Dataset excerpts
- Opening Delimiter -

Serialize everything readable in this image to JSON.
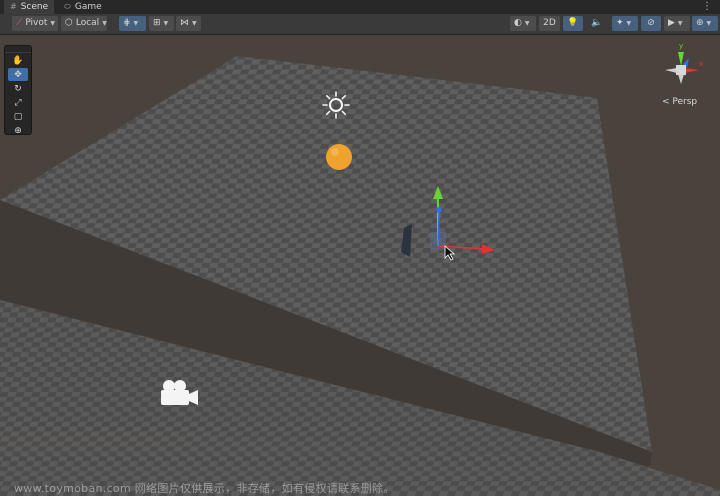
{
  "tabs": [
    {
      "label": "Scene",
      "icon": "hashtag-icon",
      "active": true
    },
    {
      "label": "Game",
      "icon": "gamepad-icon",
      "active": false
    }
  ],
  "tab_menu_glyph": "⋮",
  "toolbar": {
    "pivot_label": "Pivot",
    "local_label": "Local",
    "mode_2d_label": "2D"
  },
  "tools": [
    {
      "name": "hand-tool",
      "glyph": "✋",
      "active": false
    },
    {
      "name": "move-tool",
      "glyph": "✥",
      "active": true
    },
    {
      "name": "rotate-tool",
      "glyph": "↻",
      "active": false
    },
    {
      "name": "scale-tool",
      "glyph": "⤢",
      "active": false
    },
    {
      "name": "rect-tool",
      "glyph": "▢",
      "active": false
    },
    {
      "name": "transform-tool",
      "glyph": "⊕",
      "active": false
    }
  ],
  "gizmo": {
    "projection_label": "< Persp",
    "axis_y": "y",
    "axis_x": "x",
    "axis_z": "z"
  },
  "colors": {
    "x_axis": "#e0352f",
    "y_axis": "#6ad334",
    "z_axis": "#3b6be0",
    "sphere": "#f0a22e",
    "active_tool": "#3f6fa7"
  },
  "watermark": "www.toymoban.com 网络图片仅供展示，非存储，如有侵权请联系删除。"
}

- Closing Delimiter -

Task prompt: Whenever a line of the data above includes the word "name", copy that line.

Response box:
      "name": "hand-tool",
      "name": "move-tool",
      "name": "rotate-tool",
      "name": "scale-tool",
      "name": "rect-tool",
      "name": "transform-tool",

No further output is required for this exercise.